▸ **AIM OF THE EXERCISE**
Your task is to filter the entries and copy every line containing the string "data".
:: INFORMATION GIVEN
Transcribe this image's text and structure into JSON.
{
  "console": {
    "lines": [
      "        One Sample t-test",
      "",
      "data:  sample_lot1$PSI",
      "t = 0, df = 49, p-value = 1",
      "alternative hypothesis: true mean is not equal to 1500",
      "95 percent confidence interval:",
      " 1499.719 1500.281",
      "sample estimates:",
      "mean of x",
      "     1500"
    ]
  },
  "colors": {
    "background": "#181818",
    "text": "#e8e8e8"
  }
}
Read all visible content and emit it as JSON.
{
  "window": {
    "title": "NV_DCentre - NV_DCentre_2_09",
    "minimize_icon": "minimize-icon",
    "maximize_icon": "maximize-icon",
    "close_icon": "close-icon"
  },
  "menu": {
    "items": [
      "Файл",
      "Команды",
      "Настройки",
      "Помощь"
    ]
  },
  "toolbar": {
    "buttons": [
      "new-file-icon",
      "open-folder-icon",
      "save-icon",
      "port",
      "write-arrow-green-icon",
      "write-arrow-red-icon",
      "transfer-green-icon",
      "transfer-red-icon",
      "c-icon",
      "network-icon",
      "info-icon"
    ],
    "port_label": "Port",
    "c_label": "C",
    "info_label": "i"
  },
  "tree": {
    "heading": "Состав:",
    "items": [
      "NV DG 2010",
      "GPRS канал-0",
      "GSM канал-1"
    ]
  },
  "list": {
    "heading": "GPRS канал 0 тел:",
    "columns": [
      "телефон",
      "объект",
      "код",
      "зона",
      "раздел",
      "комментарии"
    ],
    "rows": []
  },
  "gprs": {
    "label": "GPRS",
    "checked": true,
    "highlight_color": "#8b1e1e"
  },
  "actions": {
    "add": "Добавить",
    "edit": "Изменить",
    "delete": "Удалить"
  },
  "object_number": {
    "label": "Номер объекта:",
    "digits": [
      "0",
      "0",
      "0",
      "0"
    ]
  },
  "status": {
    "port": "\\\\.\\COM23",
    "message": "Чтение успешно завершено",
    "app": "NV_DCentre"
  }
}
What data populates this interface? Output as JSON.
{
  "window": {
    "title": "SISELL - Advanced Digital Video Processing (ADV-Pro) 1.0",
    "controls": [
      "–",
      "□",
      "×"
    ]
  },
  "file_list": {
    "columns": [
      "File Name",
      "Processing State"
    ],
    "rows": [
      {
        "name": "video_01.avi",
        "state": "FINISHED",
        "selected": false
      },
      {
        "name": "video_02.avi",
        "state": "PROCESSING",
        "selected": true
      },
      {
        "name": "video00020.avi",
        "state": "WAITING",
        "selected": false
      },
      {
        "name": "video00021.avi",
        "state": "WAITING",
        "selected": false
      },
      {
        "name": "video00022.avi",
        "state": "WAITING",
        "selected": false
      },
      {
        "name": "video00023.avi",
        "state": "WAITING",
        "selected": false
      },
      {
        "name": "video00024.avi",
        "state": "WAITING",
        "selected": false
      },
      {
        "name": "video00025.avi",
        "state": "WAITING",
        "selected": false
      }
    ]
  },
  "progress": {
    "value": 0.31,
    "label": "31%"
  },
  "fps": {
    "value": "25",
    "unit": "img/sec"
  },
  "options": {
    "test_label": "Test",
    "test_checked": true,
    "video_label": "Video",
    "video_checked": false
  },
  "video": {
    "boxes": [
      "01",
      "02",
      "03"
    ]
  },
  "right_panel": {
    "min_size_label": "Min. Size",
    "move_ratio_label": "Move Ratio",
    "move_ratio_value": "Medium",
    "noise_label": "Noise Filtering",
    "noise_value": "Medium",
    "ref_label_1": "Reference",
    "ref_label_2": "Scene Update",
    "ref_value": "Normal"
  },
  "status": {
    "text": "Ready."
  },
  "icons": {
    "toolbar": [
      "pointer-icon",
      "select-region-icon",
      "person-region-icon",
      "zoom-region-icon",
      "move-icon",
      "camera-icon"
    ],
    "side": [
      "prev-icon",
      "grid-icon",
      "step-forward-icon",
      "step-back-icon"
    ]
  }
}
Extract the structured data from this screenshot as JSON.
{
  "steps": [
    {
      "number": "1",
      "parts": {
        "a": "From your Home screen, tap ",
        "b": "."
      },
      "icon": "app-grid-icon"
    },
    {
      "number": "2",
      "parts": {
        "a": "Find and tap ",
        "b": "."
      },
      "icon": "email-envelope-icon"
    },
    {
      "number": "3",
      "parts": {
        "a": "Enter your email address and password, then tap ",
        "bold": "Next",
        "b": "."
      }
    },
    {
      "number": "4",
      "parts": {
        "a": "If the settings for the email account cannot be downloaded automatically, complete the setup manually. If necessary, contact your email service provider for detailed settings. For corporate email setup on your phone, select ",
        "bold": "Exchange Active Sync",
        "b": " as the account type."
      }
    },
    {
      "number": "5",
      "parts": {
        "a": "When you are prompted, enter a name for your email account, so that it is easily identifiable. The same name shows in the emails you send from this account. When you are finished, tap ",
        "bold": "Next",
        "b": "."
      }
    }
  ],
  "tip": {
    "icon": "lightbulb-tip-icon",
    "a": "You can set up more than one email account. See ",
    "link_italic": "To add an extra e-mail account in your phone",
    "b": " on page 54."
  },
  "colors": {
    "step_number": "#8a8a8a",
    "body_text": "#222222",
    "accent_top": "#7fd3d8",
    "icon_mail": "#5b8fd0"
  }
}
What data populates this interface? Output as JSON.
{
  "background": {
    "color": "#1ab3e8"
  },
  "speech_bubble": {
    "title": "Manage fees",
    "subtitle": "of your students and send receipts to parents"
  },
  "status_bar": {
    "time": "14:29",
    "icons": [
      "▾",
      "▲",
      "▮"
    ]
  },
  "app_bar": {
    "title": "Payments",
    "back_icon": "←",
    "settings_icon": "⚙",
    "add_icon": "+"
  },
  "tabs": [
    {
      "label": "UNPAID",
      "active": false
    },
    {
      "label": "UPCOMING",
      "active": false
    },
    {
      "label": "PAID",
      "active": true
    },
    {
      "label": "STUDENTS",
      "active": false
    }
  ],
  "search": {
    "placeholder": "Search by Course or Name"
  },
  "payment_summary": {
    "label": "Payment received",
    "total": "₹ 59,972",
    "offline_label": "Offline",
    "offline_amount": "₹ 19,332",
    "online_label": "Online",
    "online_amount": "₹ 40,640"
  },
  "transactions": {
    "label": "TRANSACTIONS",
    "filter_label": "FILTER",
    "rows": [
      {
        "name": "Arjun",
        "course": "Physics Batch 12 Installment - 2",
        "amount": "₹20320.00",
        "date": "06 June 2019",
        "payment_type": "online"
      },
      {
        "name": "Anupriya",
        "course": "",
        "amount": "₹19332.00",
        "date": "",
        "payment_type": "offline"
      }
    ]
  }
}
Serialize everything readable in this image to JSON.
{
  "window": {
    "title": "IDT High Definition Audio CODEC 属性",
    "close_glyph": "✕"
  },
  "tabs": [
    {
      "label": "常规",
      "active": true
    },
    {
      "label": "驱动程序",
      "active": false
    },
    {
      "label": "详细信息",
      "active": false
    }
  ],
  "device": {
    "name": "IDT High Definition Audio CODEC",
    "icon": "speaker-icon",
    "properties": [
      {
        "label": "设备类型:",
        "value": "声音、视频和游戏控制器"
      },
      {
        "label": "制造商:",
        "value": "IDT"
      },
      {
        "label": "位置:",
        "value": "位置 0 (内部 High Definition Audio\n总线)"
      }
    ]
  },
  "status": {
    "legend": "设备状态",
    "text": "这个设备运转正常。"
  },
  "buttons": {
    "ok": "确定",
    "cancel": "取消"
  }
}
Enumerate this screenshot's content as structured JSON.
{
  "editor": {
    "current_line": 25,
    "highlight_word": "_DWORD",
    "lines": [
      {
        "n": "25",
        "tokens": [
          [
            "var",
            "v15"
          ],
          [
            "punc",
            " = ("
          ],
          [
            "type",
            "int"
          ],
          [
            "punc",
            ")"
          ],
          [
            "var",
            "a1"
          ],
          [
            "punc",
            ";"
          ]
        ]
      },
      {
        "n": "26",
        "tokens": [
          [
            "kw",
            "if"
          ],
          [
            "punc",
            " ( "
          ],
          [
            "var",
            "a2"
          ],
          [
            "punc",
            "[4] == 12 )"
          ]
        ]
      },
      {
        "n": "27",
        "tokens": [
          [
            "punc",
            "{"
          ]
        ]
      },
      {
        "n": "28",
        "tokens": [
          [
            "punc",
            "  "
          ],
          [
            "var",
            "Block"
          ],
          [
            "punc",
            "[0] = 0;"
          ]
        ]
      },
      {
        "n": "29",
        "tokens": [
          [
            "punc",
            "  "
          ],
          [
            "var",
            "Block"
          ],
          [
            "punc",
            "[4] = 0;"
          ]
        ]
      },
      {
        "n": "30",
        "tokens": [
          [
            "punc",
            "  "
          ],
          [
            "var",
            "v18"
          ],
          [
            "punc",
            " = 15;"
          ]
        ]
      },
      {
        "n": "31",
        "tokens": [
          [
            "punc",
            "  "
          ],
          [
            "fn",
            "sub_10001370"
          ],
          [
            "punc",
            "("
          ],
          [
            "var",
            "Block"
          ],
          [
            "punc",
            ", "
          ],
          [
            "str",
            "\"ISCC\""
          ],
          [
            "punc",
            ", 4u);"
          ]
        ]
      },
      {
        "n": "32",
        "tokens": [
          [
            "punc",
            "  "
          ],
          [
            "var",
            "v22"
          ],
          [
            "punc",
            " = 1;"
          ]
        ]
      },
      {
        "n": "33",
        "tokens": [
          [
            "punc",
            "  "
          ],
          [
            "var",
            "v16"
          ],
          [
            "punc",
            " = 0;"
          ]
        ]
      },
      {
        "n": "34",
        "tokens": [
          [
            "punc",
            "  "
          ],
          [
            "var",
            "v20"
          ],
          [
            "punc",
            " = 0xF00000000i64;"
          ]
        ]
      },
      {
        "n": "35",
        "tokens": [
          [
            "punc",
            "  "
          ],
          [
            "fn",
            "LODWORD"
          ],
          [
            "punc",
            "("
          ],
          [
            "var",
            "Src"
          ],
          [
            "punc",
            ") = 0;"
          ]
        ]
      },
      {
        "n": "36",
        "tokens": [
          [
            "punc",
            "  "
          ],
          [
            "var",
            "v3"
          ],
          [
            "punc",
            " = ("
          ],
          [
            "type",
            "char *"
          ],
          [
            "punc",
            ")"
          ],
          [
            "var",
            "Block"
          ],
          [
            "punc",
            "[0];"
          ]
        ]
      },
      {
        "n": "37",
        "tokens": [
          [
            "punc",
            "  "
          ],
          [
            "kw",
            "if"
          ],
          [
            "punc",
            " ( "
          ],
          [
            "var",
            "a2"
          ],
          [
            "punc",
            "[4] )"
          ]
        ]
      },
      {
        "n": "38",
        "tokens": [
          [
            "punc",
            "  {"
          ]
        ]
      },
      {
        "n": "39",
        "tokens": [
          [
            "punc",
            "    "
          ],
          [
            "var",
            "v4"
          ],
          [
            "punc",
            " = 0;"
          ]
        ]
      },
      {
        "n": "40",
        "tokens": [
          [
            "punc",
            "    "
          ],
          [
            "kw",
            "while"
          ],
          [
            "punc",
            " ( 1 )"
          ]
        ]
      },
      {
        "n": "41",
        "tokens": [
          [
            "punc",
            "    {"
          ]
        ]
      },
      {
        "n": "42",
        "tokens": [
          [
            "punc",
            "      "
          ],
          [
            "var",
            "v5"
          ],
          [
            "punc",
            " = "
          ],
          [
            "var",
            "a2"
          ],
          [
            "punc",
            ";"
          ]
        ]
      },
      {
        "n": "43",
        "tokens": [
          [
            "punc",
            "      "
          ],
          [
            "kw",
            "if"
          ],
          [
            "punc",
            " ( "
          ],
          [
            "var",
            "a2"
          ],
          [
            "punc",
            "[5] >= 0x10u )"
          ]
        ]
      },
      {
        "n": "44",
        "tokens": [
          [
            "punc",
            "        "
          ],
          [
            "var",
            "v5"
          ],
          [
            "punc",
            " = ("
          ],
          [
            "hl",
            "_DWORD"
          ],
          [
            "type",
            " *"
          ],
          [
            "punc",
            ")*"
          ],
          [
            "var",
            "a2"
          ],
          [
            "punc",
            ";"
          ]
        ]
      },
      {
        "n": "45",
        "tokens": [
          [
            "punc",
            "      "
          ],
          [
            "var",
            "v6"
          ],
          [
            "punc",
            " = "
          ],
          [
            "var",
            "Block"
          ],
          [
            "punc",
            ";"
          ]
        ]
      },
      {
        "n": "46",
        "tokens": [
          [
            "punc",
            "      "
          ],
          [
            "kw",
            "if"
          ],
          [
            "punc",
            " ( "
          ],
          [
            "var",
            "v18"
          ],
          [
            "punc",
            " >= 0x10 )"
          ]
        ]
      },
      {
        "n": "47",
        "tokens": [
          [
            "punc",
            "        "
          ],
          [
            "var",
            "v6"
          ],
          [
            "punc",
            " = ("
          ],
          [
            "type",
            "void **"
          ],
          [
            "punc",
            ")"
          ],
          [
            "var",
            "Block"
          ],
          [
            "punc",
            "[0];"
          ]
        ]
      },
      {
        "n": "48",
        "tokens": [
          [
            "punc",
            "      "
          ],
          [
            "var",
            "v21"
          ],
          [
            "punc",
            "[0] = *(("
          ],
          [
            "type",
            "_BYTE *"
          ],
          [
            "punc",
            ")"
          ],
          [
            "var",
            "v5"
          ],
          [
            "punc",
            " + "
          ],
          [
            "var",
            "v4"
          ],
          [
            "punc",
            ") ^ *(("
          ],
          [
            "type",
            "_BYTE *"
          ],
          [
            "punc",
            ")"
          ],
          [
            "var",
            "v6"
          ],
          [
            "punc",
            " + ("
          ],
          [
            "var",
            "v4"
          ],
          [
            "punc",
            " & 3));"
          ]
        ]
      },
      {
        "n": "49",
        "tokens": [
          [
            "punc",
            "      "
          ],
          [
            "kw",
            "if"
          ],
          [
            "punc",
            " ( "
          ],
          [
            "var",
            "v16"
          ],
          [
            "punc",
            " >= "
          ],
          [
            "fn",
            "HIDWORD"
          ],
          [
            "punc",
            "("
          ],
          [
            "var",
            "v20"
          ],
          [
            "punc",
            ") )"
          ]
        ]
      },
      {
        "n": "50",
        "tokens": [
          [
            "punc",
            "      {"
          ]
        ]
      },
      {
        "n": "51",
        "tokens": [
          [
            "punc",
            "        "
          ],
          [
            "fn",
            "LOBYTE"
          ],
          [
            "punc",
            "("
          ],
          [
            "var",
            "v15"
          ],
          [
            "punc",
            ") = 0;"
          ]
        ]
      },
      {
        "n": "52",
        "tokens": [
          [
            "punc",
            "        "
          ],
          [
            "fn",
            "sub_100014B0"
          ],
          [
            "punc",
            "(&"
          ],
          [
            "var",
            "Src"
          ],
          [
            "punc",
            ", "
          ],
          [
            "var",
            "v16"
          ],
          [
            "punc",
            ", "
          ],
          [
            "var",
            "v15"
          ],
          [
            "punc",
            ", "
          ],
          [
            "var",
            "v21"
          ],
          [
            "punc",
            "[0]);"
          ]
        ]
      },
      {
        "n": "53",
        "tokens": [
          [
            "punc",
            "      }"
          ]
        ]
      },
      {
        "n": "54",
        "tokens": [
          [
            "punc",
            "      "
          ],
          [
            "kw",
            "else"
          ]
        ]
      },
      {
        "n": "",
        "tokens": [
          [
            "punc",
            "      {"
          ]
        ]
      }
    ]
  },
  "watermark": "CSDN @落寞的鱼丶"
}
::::
▸ **SOLUTION TO THIS TASK**
      "data:  sample_lot1$PSI",
What data populates this interface? Output as JSON.
Extract the structured data from this screenshot as JSON.
What data populates this interface? Output as JSON.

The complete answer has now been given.